--- Work order ---
Your task is to copy every record exactly.

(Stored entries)
· · · · · · ·
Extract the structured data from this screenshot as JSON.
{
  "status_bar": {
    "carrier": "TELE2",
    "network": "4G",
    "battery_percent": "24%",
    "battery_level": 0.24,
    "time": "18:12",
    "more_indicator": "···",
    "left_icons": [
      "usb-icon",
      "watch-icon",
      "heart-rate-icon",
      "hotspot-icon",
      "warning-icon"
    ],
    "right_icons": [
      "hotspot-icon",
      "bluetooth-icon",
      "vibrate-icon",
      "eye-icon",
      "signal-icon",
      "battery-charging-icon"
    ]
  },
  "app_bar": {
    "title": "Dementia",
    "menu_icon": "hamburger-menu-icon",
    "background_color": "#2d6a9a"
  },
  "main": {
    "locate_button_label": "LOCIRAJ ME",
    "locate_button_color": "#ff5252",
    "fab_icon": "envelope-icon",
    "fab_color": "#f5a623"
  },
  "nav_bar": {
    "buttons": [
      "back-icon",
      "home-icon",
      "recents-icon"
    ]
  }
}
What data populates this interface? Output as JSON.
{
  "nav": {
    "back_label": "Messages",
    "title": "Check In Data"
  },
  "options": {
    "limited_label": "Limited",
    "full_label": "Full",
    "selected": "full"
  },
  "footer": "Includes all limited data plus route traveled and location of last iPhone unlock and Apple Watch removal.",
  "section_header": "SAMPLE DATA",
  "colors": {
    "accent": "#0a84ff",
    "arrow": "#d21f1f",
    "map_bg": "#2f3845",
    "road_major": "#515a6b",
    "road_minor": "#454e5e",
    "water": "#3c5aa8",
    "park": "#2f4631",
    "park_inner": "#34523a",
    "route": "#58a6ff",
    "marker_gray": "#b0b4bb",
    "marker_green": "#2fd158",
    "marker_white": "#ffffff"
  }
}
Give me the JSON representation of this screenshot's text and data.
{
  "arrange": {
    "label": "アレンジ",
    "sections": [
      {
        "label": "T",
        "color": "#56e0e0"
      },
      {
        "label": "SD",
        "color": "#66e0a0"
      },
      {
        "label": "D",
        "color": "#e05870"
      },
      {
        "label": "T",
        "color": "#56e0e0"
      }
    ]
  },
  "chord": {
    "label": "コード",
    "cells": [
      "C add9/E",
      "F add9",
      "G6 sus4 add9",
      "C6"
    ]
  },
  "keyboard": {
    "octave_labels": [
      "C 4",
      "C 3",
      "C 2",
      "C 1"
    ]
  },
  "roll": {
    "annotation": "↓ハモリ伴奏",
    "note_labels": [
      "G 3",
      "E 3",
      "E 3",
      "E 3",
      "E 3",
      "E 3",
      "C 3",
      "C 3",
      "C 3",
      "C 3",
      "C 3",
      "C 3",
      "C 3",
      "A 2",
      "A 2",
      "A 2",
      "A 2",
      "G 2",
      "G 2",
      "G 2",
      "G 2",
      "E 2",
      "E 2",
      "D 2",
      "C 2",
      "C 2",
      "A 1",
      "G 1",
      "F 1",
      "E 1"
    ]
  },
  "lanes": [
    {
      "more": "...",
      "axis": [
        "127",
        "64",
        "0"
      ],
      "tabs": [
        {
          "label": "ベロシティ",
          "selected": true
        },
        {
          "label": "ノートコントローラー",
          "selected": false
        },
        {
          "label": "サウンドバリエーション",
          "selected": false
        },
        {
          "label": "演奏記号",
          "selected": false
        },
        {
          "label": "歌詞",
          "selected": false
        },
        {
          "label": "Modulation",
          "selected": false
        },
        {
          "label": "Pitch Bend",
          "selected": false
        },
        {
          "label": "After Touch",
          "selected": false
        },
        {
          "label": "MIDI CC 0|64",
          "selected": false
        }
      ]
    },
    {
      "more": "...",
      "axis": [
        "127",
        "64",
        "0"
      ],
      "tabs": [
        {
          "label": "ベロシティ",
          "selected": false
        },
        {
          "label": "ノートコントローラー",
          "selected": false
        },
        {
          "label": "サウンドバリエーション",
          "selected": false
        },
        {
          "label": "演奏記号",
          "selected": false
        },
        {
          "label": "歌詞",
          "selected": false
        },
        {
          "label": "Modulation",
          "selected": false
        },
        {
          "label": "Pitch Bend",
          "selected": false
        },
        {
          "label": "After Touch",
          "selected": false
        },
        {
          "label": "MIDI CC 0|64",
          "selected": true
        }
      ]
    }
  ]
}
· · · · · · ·
--- Result of this exercise ---
Extract the structured data from this screenshot as JSON.
{
  "status_bar": {
    "carrier": "TELE2",
    "network": "4G",
    "battery_percent": "24%",
    "battery_level": 0.24,
    "time": "18:12",
    "more_indicator": "···",
    "left_icons": [
      "usb-icon",
      "watch-icon",
      "heart-rate-icon",
      "hotspot-icon",
      "warning-icon"
    ],
    "right_icons": [
      "hotspot-icon",
      "bluetooth-icon",
      "vibrate-icon",
      "eye-icon",
      "signal-icon",
      "battery-charging-icon"
    ]
  },
  "app_bar": {
    "title": "Dementia",
    "menu_icon": "hamburger-menu-icon",
    "background_color": "#2d6a9a"
  },
  "main": {
    "locate_button_label": "LOCIRAJ ME",
    "locate_button_color": "#ff5252",
    "fab_icon": "envelope-icon",
    "fab_color": "#f5a623"
  },
  "nav_bar": {
    "buttons": [
      "back-icon",
      "home-icon",
      "recents-icon"
    ]
  }
}
What data populates this interface? Output as JSON.
{
  "nav": {
    "back_label": "Messages",
    "title": "Check In Data"
  },
  "options": {
    "limited_label": "Limited",
    "full_label": "Full",
    "selected": "full"
  },
  "footer": "Includes all limited data plus route traveled and location of last iPhone unlock and Apple Watch removal.",
  "section_header": "SAMPLE DATA",
  "colors": {
    "accent": "#0a84ff",
    "arrow": "#d21f1f",
    "map_bg": "#2f3845",
    "road_major": "#515a6b",
    "road_minor": "#454e5e",
    "water": "#3c5aa8",
    "park": "#2f4631",
    "park_inner": "#34523a",
    "route": "#58a6ff",
    "marker_gray": "#b0b4bb",
    "marker_green": "#2fd158",
    "marker_white": "#ffffff"
  }
}
Give me the JSON representation of this screenshot's text and data.
{
  "arrange": {
    "label": "アレンジ",
    "sections": [
      {
        "label": "T",
        "color": "#56e0e0"
      },
      {
        "label": "SD",
        "color": "#66e0a0"
      },
      {
        "label": "D",
        "color": "#e05870"
      },
      {
        "label": "T",
        "color": "#56e0e0"
      }
    ]
  },
  "chord": {
    "label": "コード",
    "cells": [
      "C add9/E",
      "F add9",
      "G6 sus4 add9",
      "C6"
    ]
  },
  "keyboard": {
    "octave_labels": [
      "C 4",
      "C 3",
      "C 2",
      "C 1"
    ]
  },
  "roll": {
    "annotation": "↓ハモリ伴奏",
    "note_labels": [
      "G 3",
      "E 3",
      "E 3",
      "E 3",
      "E 3",
      "E 3",
      "C 3",
      "C 3",
      "C 3",
      "C 3",
      "C 3",
      "C 3",
      "C 3",
      "A 2",
      "A 2",
      "A 2",
      "A 2",
      "G 2",
      "G 2",
      "G 2",
      "G 2",
      "E 2",
      "E 2",
      "D 2",
      "C 2",
      "C 2",
      "A 1",
      "G 1",
      "F 1",
      "E 1"
    ]
  },
  "lanes": [
    {
      "more": "...",
      "axis": [
        "127",
        "64",
        "0"
      ],
      "tabs": [
        {
          "label": "ベロシティ",
          "selected": true
        },
        {
          "label": "ノートコントローラー",
          "selected": false
        },
        {
          "label": "サウンドバリエーション",
          "selected": false
        },
        {
          "label": "演奏記号",
          "selected": false
        },
        {
          "label": "歌詞",
          "selected": false
        },
        {
          "label": "Modulation",
          "selected": false
        },
        {
          "label": "Pitch Bend",
          "selected": false
        },
        {
          "label": "After Touch",
          "selected": false
        },
        {
          "label": "MIDI CC 0|64",
          "selected": false
        }
      ]
    },
    {
      "more": "...",
      "axis": [
        "127",
        "64",
        "0"
      ],
      "tabs": [
        {
          "label": "ベロシティ",
          "selected": false
        },
        {
          "label": "ノートコントローラー",
          "selected": false
        },
        {
          "label": "サウンドバリエーション",
          "selected": false
        },
        {
          "label": "演奏記号",
          "selected": false
        },
        {
          "label": "歌詞",
          "selected": false
        },
        {
          "label": "Modulation",
          "selected": false
        },
        {
          "label": "Pitch Bend",
          "selected": false
        },
        {
          "label": "After Touch",
          "selected": false
        },
        {
          "label": "MIDI CC 0|64",
          "selected": true
        }
      ]
    }
  ]
}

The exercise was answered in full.